Legal Blow For Families Of Wildland Firefighters Killed In 2003
Contract firefighters can often be found on the front lines. They’re usually indistinguishable from government firefighters. But a recent court ruling has re-emphasized that if they’re killed in the line of duty, there’s a big difference.
“On the way back home they had a collision with a semi-truck,” Dale Ransdell recalled. “All eight of them died in a fiery crash.”
Ransdell lost his 23-year old son Mark that day. Unbelievably, Mark was his second son to die in an automobile accident.
“So, we’ve lost two kids, all I can tell you is that it’s always on your mind, that it never goes away,” he said.
All the more so because of what’s happened since. The Ransdells and other families of the killed firefighters applied for survivor benefits designed for federal public safety officers. They were denied. They appealed and were denied again. Now, a U.S. Court of Appeals has affirmed that contracted firefighters do not qualify as public safety officers.
Ransdell said he’s prepared to try to take the case to the U.S. Supreme Court.

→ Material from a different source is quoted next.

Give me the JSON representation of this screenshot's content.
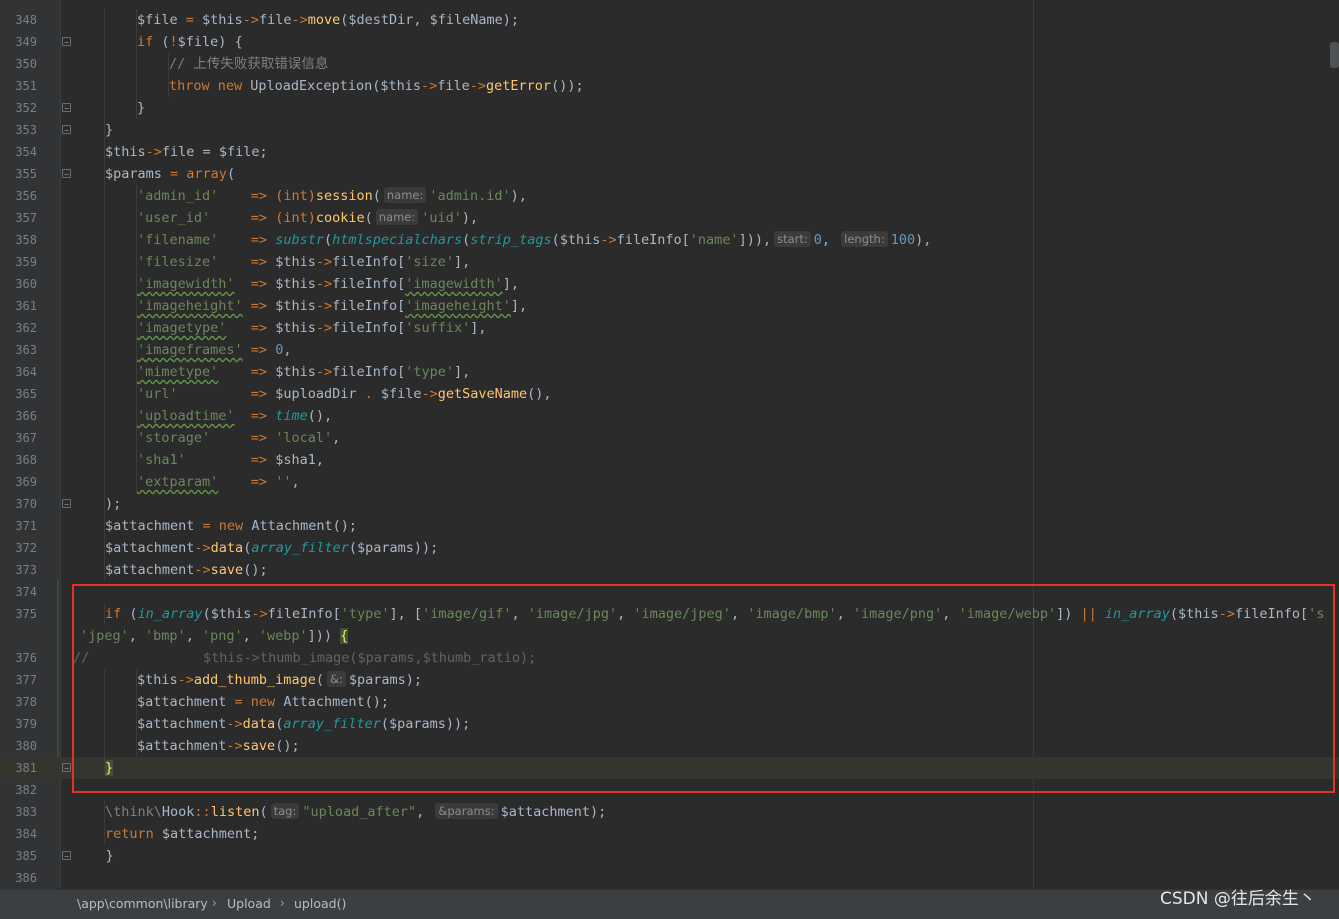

“I’m not in for the money,” he said. “Right now what I’m in it for is setting precedent because every year this is happening.”

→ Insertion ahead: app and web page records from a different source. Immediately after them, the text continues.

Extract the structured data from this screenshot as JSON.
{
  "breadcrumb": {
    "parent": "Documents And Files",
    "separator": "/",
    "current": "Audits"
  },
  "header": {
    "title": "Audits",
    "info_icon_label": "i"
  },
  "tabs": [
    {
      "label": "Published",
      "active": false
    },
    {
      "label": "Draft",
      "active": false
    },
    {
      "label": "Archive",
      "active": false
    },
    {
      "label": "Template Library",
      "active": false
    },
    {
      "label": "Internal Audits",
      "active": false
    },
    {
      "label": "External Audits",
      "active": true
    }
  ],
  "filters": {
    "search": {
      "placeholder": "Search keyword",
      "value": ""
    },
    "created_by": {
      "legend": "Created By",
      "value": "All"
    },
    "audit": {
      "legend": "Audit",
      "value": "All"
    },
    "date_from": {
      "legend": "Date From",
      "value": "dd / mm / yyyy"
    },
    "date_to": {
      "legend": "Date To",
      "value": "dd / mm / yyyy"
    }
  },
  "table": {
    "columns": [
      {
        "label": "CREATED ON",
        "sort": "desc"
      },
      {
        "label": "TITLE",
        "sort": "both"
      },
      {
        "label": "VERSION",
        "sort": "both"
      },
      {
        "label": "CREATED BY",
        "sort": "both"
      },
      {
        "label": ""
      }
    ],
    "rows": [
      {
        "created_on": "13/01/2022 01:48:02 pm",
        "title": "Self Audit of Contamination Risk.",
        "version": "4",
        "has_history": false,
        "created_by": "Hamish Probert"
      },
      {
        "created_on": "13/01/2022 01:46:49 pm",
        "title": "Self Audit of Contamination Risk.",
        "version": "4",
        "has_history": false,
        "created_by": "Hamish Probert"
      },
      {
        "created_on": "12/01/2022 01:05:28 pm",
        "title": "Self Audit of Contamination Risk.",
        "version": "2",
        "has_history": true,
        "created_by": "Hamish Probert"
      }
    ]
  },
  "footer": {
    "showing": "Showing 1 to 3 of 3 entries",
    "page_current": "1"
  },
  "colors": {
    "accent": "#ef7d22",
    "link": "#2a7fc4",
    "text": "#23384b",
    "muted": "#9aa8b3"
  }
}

Records show since 2003 approximately 200 wildland firefighters have died on the ground and in the air nationwide. Records indicate about a quarter of those were contractors.
Virtually all of the air crews are contracted as are about 15 percent of federal wildland fire ground crews .
Last year, Oregon Senator Jeff Merkley introduced legislation to extend public safety death benefits to contracted firefighters. But that bill has not passed.